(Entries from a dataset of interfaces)
☆ ☆ ☆ ☆ ☆
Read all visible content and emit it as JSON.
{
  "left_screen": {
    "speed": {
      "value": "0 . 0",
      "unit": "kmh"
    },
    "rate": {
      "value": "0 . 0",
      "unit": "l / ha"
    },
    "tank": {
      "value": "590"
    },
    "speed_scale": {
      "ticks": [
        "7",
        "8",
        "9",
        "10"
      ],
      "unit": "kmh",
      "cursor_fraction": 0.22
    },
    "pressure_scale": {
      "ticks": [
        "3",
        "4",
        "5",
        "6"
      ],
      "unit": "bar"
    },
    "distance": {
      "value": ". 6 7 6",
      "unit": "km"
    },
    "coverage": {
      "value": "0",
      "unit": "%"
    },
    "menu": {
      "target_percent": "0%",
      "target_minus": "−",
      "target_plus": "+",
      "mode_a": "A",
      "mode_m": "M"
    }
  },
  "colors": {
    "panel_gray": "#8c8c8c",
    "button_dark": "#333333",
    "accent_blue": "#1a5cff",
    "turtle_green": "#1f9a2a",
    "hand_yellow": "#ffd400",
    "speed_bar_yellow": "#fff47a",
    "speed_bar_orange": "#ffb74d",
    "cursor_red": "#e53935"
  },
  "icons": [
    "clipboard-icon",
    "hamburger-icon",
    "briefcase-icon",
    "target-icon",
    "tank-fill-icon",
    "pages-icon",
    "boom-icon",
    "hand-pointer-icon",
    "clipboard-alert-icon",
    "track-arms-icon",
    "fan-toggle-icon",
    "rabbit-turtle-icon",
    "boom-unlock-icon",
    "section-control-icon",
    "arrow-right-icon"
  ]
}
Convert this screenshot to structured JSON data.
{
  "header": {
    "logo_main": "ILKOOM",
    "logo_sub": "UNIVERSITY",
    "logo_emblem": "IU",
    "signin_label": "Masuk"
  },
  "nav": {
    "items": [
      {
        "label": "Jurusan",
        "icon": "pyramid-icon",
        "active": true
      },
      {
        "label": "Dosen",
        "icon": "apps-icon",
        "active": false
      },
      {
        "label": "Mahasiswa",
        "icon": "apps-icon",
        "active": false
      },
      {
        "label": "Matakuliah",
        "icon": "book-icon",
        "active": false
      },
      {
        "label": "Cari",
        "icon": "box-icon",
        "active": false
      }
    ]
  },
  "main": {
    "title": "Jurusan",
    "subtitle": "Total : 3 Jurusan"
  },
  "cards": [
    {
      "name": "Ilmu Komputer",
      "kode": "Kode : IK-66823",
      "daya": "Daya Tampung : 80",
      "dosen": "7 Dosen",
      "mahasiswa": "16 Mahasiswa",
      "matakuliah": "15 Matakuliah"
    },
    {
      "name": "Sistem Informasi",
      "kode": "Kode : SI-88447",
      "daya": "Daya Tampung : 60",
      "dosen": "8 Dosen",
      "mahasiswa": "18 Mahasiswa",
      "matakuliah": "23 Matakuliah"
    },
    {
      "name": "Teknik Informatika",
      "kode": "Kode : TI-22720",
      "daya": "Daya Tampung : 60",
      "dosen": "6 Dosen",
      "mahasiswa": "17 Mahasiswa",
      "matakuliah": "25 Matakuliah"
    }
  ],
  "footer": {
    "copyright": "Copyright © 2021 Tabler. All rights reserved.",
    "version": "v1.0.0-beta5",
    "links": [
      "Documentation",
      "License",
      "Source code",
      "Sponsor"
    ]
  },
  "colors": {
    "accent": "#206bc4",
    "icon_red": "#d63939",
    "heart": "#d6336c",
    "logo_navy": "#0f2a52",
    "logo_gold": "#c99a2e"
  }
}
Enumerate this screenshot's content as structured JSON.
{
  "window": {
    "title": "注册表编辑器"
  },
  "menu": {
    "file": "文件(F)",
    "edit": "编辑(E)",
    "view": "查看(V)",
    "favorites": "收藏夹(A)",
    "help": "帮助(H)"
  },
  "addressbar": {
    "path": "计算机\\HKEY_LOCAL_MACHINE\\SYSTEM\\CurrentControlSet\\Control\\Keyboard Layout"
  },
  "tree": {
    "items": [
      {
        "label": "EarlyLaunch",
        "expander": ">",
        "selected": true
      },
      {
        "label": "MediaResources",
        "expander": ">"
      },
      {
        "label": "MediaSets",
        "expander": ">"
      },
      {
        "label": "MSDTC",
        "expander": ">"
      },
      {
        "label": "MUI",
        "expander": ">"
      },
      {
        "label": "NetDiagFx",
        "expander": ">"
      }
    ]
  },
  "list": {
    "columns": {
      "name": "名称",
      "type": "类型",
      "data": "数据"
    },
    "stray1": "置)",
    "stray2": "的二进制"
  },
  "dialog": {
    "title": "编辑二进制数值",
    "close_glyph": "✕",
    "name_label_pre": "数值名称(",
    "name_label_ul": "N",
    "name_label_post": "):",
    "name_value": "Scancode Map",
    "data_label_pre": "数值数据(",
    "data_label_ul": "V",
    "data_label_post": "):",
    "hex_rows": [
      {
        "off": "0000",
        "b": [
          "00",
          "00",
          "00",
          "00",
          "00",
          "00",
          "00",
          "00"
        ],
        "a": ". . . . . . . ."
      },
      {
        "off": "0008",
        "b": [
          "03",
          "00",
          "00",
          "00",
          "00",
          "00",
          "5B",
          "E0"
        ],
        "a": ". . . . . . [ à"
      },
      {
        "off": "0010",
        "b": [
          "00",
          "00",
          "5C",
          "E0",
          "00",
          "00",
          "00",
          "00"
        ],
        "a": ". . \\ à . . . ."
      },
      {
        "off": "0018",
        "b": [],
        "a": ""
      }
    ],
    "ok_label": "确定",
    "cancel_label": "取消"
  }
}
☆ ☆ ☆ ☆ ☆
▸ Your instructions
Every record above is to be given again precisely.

▸ Response box
Read all visible content and emit it as JSON.
{
  "left_screen": {
    "speed": {
      "value": "0 . 0",
      "unit": "kmh"
    },
    "rate": {
      "value": "0 . 0",
      "unit": "l / ha"
    },
    "tank": {
      "value": "590"
    },
    "speed_scale": {
      "ticks": [
        "7",
        "8",
        "9",
        "10"
      ],
      "unit": "kmh",
      "cursor_fraction": 0.22
    },
    "pressure_scale": {
      "ticks": [
        "3",
        "4",
        "5",
        "6"
      ],
      "unit": "bar"
    },
    "distance": {
      "value": ". 6 7 6",
      "unit": "km"
    },
    "coverage": {
      "value": "0",
      "unit": "%"
    },
    "menu": {
      "target_percent": "0%",
      "target_minus": "−",
      "target_plus": "+",
      "mode_a": "A",
      "mode_m": "M"
    }
  },
  "colors": {
    "panel_gray": "#8c8c8c",
    "button_dark": "#333333",
    "accent_blue": "#1a5cff",
    "turtle_green": "#1f9a2a",
    "hand_yellow": "#ffd400",
    "speed_bar_yellow": "#fff47a",
    "speed_bar_orange": "#ffb74d",
    "cursor_red": "#e53935"
  },
  "icons": [
    "clipboard-icon",
    "hamburger-icon",
    "briefcase-icon",
    "target-icon",
    "tank-fill-icon",
    "pages-icon",
    "boom-icon",
    "hand-pointer-icon",
    "clipboard-alert-icon",
    "track-arms-icon",
    "fan-toggle-icon",
    "rabbit-turtle-icon",
    "boom-unlock-icon",
    "section-control-icon",
    "arrow-right-icon"
  ]
}
Convert this screenshot to structured JSON data.
{
  "header": {
    "logo_main": "ILKOOM",
    "logo_sub": "UNIVERSITY",
    "logo_emblem": "IU",
    "signin_label": "Masuk"
  },
  "nav": {
    "items": [
      {
        "label": "Jurusan",
        "icon": "pyramid-icon",
        "active": true
      },
      {
        "label": "Dosen",
        "icon": "apps-icon",
        "active": false
      },
      {
        "label": "Mahasiswa",
        "icon": "apps-icon",
        "active": false
      },
      {
        "label": "Matakuliah",
        "icon": "book-icon",
        "active": false
      },
      {
        "label": "Cari",
        "icon": "box-icon",
        "active": false
      }
    ]
  },
  "main": {
    "title": "Jurusan",
    "subtitle": "Total : 3 Jurusan"
  },
  "cards": [
    {
      "name": "Ilmu Komputer",
      "kode": "Kode : IK-66823",
      "daya": "Daya Tampung : 80",
      "dosen": "7 Dosen",
      "mahasiswa": "16 Mahasiswa",
      "matakuliah": "15 Matakuliah"
    },
    {
      "name": "Sistem Informasi",
      "kode": "Kode : SI-88447",
      "daya": "Daya Tampung : 60",
      "dosen": "8 Dosen",
      "mahasiswa": "18 Mahasiswa",
      "matakuliah": "23 Matakuliah"
    },
    {
      "name": "Teknik Informatika",
      "kode": "Kode : TI-22720",
      "daya": "Daya Tampung : 60",
      "dosen": "6 Dosen",
      "mahasiswa": "17 Mahasiswa",
      "matakuliah": "25 Matakuliah"
    }
  ],
  "footer": {
    "copyright": "Copyright © 2021 Tabler. All rights reserved.",
    "version": "v1.0.0-beta5",
    "links": [
      "Documentation",
      "License",
      "Source code",
      "Sponsor"
    ]
  },
  "colors": {
    "accent": "#206bc4",
    "icon_red": "#d63939",
    "heart": "#d6336c",
    "logo_navy": "#0f2a52",
    "logo_gold": "#c99a2e"
  }
}
Enumerate this screenshot's content as structured JSON.
{
  "window": {
    "title": "注册表编辑器"
  },
  "menu": {
    "file": "文件(F)",
    "edit": "编辑(E)",
    "view": "查看(V)",
    "favorites": "收藏夹(A)",
    "help": "帮助(H)"
  },
  "addressbar": {
    "path": "计算机\\HKEY_LOCAL_MACHINE\\SYSTEM\\CurrentControlSet\\Control\\Keyboard Layout"
  },
  "tree": {
    "items": [
      {
        "label": "EarlyLaunch",
        "expander": ">",
        "selected": true
      },
      {
        "label": "MediaResources",
        "expander": ">"
      },
      {
        "label": "MediaSets",
        "expander": ">"
      },
      {
        "label": "MSDTC",
        "expander": ">"
      },
      {
        "label": "MUI",
        "expander": ">"
      },
      {
        "label": "NetDiagFx",
        "expander": ">"
      }
    ]
  },
  "list": {
    "columns": {
      "name": "名称",
      "type": "类型",
      "data": "数据"
    },
    "stray1": "置)",
    "stray2": "的二进制"
  },
  "dialog": {
    "title": "编辑二进制数值",
    "close_glyph": "✕",
    "name_label_pre": "数值名称(",
    "name_label_ul": "N",
    "name_label_post": "):",
    "name_value": "Scancode Map",
    "data_label_pre": "数值数据(",
    "data_label_ul": "V",
    "data_label_post": "):",
    "hex_rows": [
      {
        "off": "0000",
        "b": [
          "00",
          "00",
          "00",
          "00",
          "00",
          "00",
          "00",
          "00"
        ],
        "a": ". . . . . . . ."
      },
      {
        "off": "0008",
        "b": [
          "03",
          "00",
          "00",
          "00",
          "00",
          "00",
          "5B",
          "E0"
        ],
        "a": ". . . . . . [ à"
      },
      {
        "off": "0010",
        "b": [
          "00",
          "00",
          "5C",
          "E0",
          "00",
          "00",
          "00",
          "00"
        ],
        "a": ". . \\ à . . . ."
      },
      {
        "off": "0018",
        "b": [],
        "a": ""
      }
    ],
    "ok_label": "确定",
    "cancel_label": "取消"
  }
}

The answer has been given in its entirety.